● Your objective
Copy each line of the following material that has the string "title".

--- The data ---

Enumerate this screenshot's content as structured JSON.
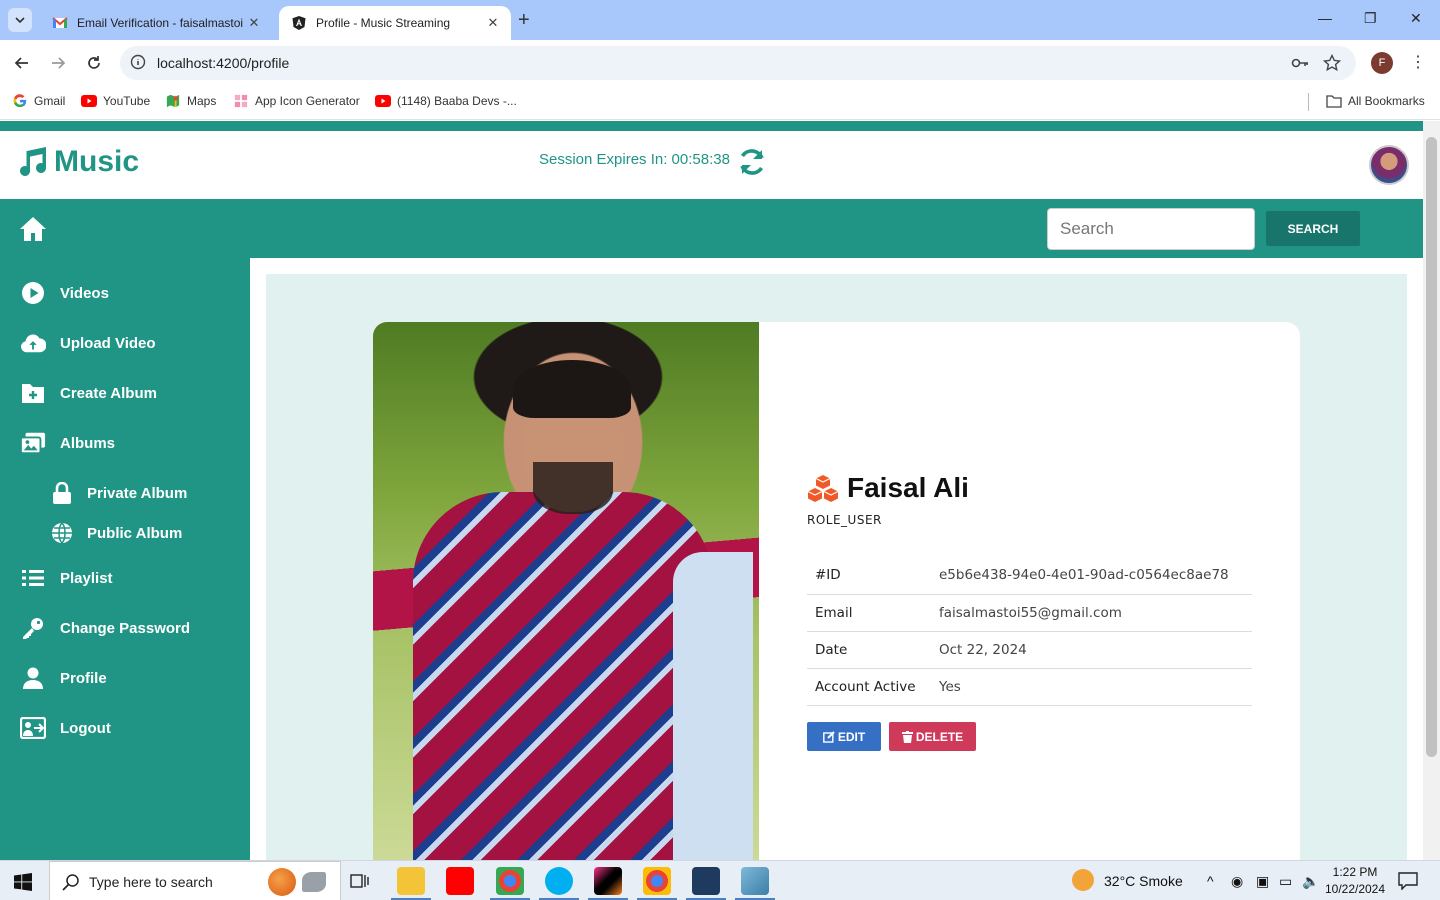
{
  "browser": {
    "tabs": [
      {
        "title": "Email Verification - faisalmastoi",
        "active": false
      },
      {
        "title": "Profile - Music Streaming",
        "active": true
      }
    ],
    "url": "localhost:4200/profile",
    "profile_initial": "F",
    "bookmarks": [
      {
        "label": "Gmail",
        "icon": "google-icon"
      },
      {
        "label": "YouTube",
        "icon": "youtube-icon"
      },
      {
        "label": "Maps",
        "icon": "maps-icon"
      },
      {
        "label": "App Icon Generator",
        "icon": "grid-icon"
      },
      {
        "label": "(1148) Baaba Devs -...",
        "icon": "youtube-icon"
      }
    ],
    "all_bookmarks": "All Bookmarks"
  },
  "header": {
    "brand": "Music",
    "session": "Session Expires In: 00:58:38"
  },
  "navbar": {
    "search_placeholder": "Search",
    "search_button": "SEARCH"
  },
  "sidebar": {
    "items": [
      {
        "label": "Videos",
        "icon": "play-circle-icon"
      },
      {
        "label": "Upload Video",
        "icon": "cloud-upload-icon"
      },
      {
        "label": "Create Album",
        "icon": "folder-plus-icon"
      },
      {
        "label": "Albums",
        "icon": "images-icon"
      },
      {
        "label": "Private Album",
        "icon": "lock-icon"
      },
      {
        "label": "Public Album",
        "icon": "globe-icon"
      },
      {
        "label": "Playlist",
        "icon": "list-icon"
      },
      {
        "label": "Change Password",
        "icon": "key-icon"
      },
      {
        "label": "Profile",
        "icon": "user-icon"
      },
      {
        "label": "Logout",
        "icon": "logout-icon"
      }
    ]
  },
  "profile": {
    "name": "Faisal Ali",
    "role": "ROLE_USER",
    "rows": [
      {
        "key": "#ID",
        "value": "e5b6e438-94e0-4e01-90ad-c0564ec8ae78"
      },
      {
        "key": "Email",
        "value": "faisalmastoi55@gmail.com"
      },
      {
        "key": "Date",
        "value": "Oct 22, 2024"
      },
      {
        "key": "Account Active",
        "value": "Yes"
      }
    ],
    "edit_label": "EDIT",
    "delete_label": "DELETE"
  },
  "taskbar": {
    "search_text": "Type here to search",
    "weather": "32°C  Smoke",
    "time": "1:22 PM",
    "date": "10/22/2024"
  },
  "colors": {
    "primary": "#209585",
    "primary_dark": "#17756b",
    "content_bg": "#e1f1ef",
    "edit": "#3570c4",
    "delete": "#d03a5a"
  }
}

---
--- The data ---

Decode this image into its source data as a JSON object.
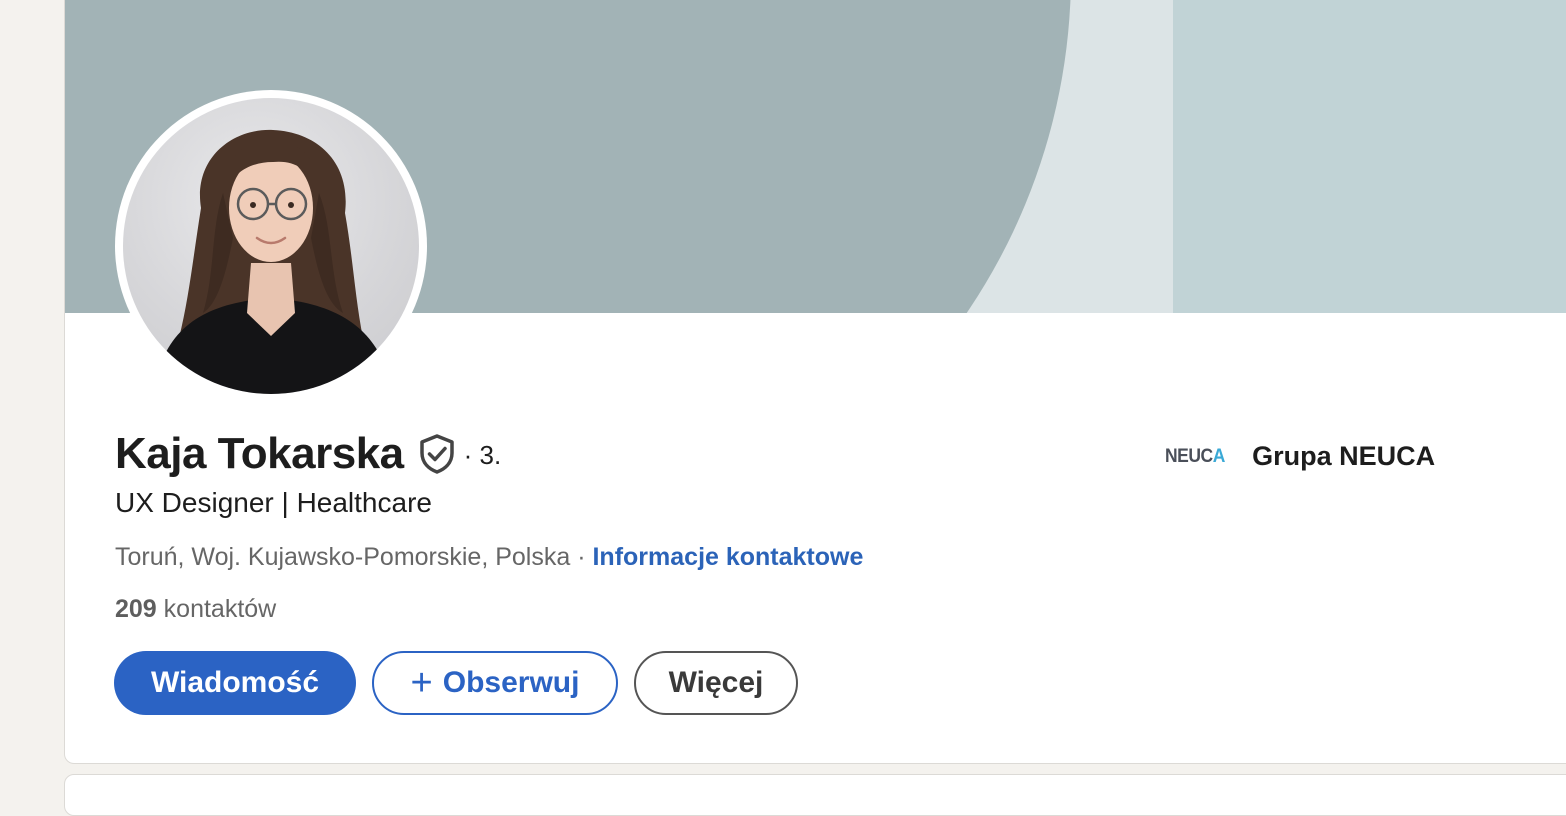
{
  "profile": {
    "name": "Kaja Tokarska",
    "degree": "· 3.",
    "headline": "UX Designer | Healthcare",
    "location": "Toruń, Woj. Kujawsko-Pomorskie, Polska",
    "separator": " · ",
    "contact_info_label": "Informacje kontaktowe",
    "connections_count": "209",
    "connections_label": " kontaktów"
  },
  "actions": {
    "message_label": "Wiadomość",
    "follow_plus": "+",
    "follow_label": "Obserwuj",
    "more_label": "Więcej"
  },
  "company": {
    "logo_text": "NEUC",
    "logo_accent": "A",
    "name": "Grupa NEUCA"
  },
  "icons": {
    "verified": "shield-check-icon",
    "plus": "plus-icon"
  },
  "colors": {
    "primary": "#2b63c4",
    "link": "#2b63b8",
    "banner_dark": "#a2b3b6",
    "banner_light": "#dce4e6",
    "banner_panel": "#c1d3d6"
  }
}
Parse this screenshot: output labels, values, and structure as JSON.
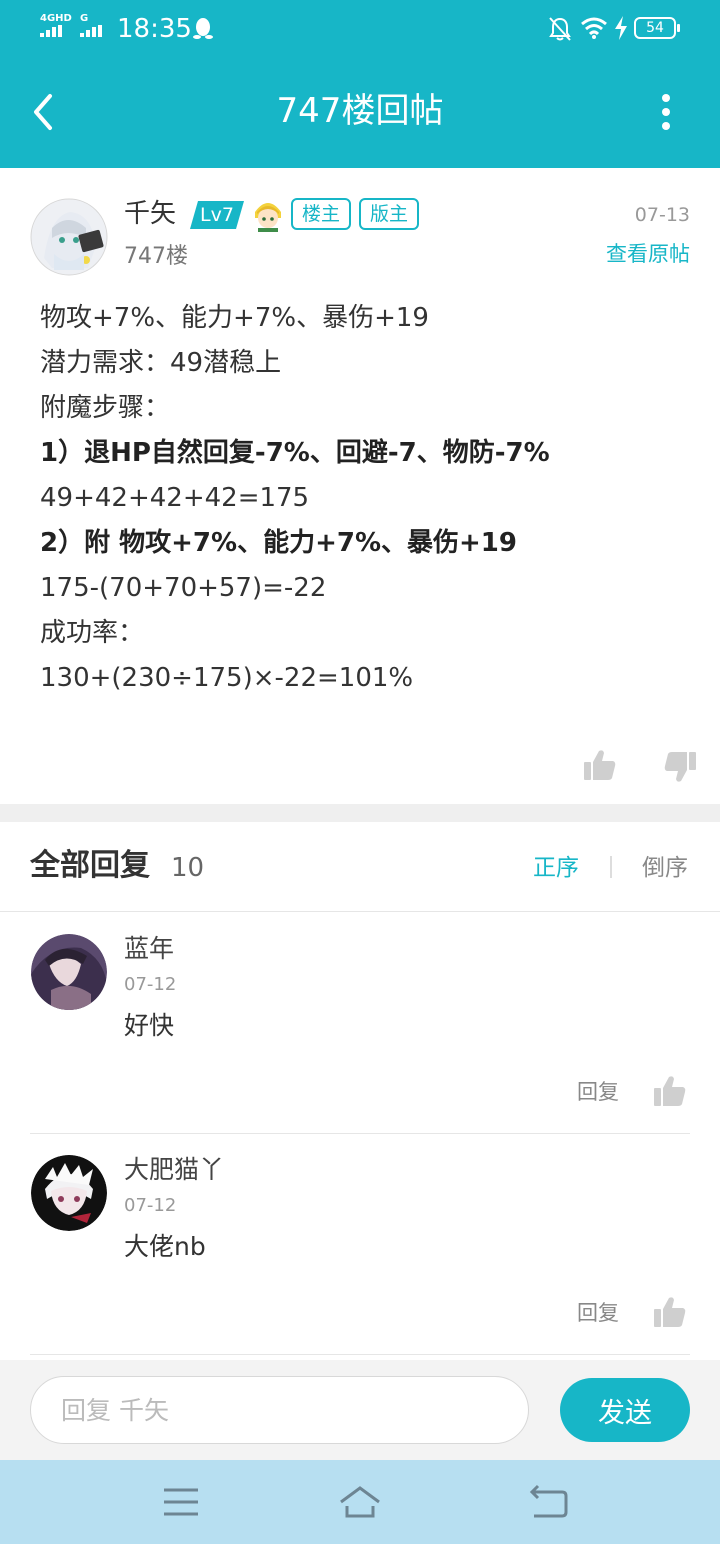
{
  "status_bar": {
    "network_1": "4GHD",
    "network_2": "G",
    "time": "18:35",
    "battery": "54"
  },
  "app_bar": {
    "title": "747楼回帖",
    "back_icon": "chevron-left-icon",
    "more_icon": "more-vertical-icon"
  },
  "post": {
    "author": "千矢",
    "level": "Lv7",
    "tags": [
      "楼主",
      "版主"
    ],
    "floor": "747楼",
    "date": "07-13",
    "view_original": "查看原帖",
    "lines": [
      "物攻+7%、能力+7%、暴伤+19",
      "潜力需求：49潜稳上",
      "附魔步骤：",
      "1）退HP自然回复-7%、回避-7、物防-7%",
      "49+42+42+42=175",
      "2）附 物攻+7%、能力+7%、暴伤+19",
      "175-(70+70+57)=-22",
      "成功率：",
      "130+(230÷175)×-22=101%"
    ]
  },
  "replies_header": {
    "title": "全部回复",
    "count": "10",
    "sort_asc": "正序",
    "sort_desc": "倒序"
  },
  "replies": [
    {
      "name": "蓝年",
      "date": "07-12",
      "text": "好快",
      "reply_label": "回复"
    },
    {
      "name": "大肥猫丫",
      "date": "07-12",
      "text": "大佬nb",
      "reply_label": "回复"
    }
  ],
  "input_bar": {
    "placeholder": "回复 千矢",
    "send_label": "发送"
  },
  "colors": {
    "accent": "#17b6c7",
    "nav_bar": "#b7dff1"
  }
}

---

● Your solution
        "title": "Email Verification - faisalmastoi",
        "title": "Profile - Music Streaming",
    "title": "747楼回帖",
    "title": "全部回复",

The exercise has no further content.